***** GIVEN INFORMATION *****
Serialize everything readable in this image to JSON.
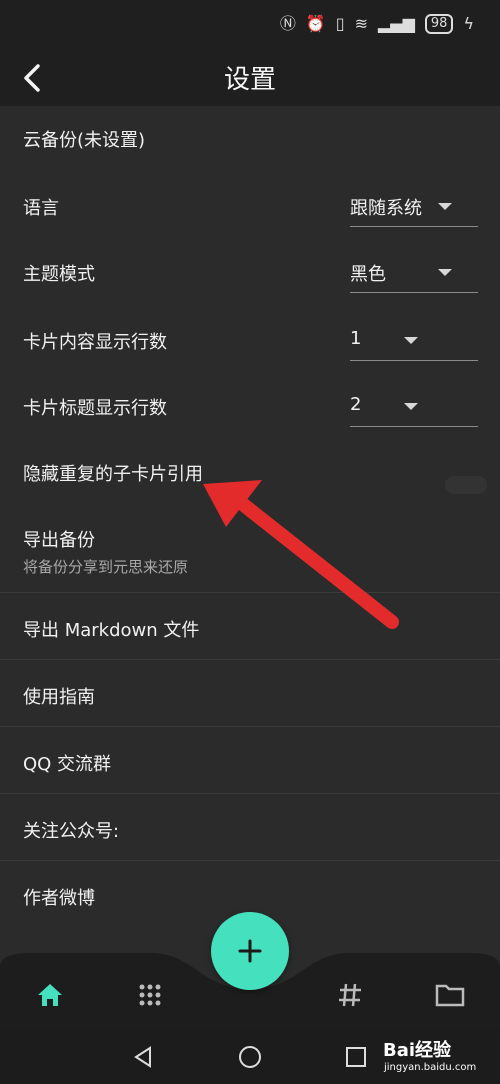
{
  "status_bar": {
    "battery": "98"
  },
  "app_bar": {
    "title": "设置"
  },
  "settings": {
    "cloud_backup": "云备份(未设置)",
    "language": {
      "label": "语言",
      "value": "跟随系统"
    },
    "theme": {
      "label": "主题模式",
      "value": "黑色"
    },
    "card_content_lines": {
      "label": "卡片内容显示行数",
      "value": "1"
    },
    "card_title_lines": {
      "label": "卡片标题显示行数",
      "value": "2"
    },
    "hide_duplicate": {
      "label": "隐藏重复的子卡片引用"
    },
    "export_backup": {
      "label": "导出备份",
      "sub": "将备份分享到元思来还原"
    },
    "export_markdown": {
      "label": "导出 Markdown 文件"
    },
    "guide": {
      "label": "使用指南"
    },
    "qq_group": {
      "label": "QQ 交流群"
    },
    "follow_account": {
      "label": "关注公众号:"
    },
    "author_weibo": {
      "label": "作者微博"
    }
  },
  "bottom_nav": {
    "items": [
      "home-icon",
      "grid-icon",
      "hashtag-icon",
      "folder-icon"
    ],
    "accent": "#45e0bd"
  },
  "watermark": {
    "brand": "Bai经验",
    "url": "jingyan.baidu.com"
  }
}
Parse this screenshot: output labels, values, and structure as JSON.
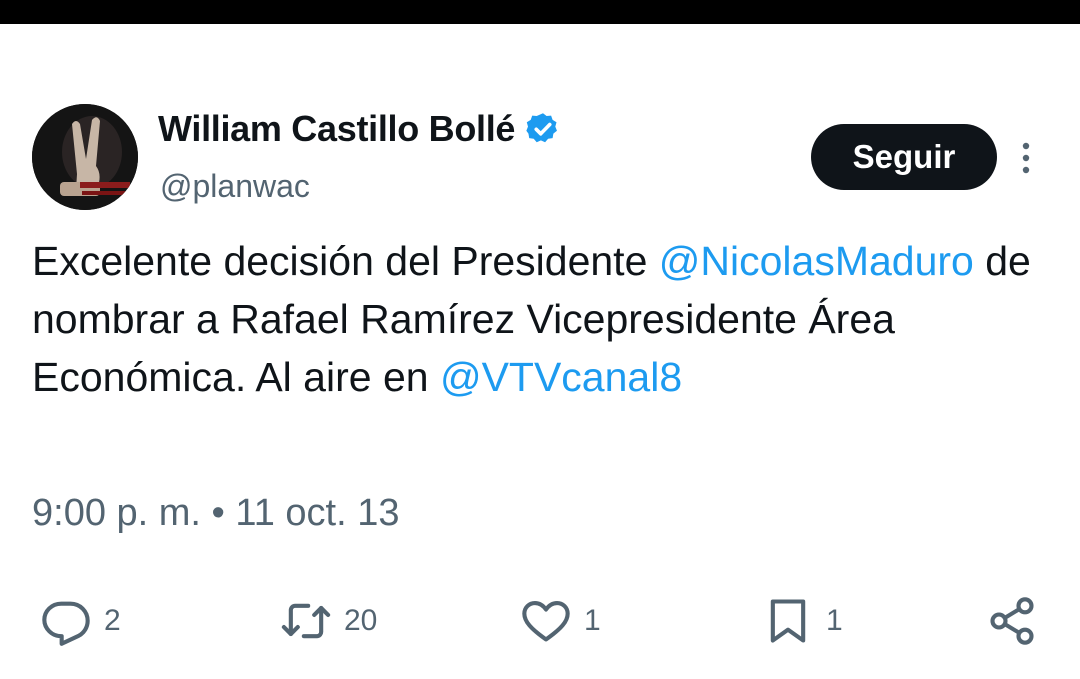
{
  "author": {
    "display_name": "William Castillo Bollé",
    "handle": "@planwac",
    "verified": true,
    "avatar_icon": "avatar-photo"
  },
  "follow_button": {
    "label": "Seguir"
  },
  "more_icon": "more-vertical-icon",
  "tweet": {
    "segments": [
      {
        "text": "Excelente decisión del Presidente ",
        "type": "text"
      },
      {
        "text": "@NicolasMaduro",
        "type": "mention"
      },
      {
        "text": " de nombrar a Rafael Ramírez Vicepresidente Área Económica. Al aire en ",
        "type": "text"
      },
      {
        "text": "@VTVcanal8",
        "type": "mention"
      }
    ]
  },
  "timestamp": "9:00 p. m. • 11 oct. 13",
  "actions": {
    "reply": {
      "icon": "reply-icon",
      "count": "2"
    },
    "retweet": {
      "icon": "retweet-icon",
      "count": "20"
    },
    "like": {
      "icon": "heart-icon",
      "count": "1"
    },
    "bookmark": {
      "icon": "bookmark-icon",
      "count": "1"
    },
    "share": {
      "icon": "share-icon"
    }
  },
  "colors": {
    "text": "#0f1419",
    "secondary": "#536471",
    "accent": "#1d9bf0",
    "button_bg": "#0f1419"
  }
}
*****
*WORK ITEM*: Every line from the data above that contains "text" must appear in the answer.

*TASK RESPONSE*:
        "text": "Excelente decisión del Presidente ",
        "type": "text"
        "text": "@NicolasMaduro",
        "text": " de nombrar a Rafael Ramírez Vicepresidente Área Económica. Al aire en ",
        "type": "text"
        "text": "@VTVcanal8",
    "text": "#0f1419",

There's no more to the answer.